Data about app and page elements:
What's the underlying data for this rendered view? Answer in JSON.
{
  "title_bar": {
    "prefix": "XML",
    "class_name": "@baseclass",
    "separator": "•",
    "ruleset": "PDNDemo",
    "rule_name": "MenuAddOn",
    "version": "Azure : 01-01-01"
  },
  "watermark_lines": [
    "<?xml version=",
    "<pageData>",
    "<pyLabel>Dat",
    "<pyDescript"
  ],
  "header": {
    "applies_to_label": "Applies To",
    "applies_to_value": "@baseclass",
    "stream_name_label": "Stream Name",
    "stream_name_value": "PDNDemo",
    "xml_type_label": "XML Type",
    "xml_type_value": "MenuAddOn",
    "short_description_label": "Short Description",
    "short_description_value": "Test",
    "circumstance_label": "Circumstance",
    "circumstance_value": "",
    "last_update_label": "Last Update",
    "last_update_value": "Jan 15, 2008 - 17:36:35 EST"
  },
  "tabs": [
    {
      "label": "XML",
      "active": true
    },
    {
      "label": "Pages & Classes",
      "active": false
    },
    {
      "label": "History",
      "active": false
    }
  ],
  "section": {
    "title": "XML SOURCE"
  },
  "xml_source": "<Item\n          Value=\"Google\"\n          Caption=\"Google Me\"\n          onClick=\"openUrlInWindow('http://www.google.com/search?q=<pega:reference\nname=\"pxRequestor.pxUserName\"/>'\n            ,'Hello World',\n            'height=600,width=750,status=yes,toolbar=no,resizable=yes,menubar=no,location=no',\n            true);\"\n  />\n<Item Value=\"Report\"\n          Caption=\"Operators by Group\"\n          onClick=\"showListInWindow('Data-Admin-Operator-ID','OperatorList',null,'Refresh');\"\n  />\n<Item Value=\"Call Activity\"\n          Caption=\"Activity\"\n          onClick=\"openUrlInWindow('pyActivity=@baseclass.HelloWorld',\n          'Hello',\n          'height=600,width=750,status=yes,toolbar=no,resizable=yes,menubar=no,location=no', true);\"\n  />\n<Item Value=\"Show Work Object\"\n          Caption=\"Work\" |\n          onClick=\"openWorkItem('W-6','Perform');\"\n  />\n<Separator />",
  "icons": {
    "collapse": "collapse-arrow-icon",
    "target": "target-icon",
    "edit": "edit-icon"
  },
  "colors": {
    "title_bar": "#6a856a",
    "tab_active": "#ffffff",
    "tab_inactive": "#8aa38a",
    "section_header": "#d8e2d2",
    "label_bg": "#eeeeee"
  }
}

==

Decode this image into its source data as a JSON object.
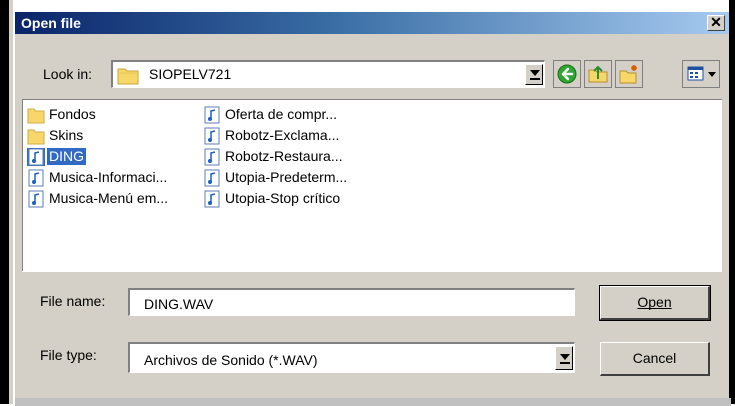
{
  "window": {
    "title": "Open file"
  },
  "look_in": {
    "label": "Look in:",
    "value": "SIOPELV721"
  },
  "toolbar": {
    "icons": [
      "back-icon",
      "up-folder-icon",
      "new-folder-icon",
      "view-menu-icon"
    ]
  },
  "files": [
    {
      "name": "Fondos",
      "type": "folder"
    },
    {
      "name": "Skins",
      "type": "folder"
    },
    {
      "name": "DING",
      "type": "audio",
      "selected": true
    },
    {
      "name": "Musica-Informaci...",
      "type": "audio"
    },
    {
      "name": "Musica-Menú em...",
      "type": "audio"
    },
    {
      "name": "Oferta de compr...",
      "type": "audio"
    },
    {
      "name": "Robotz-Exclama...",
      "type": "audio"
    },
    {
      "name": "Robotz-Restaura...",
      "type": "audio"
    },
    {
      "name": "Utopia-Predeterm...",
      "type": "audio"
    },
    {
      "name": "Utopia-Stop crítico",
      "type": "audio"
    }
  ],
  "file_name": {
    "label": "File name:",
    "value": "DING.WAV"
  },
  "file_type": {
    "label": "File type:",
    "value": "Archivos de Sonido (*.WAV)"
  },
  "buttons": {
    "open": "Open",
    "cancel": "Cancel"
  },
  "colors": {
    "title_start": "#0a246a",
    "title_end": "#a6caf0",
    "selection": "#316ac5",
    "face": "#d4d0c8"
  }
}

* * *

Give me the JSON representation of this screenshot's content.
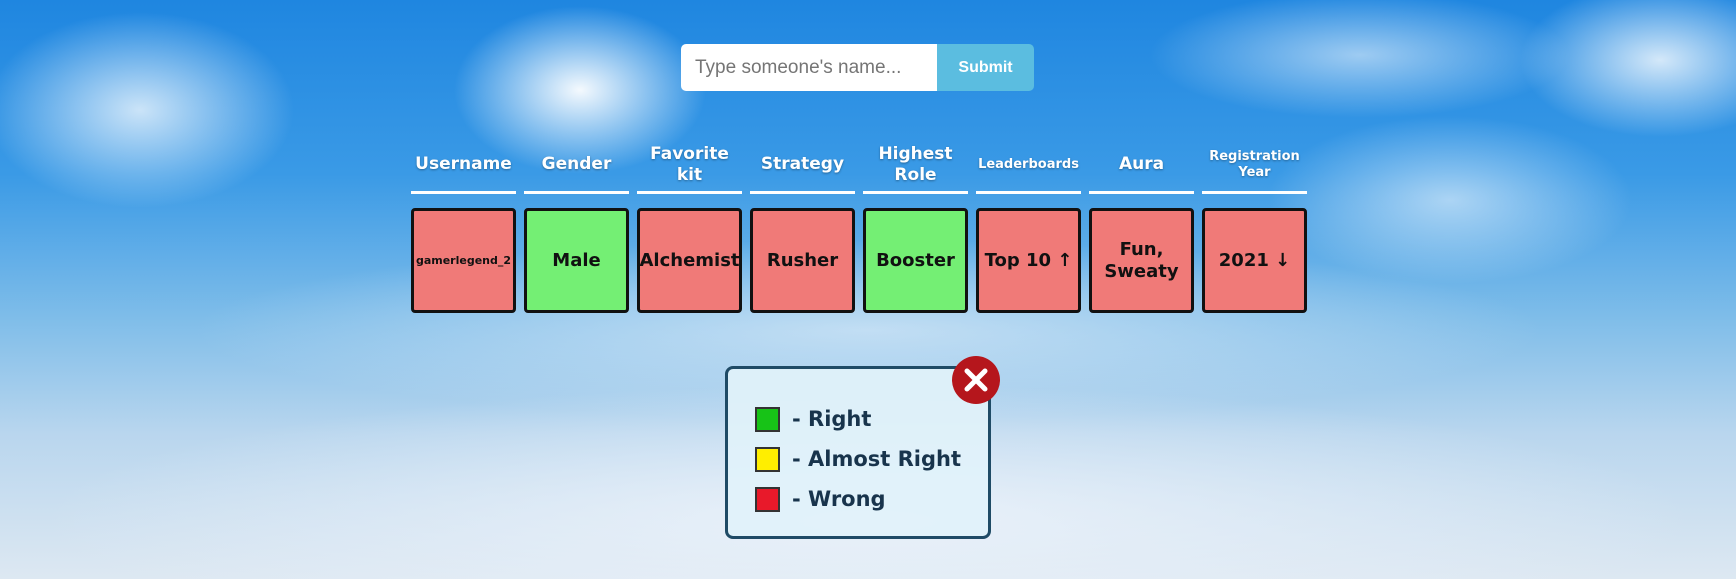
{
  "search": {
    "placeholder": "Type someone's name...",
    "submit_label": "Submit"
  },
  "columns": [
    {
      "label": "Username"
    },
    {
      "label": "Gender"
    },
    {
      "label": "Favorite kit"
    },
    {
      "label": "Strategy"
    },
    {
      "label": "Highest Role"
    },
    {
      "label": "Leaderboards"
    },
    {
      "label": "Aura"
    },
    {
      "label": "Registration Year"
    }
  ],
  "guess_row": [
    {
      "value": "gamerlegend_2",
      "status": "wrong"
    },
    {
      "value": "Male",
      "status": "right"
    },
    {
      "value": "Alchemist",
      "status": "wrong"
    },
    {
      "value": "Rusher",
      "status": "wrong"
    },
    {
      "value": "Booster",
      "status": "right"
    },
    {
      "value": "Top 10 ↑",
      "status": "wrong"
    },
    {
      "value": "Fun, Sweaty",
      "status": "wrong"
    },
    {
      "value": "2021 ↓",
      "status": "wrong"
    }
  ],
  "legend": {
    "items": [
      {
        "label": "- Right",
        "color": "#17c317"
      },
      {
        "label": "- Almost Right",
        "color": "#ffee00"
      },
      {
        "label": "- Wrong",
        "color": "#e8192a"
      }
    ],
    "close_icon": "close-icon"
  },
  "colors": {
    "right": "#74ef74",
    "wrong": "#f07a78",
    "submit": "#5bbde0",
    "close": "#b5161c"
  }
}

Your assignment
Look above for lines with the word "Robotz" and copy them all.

Solution to this problem
      "name": "Robotz-Exclama...",
      "name": "Robotz-Restaura...",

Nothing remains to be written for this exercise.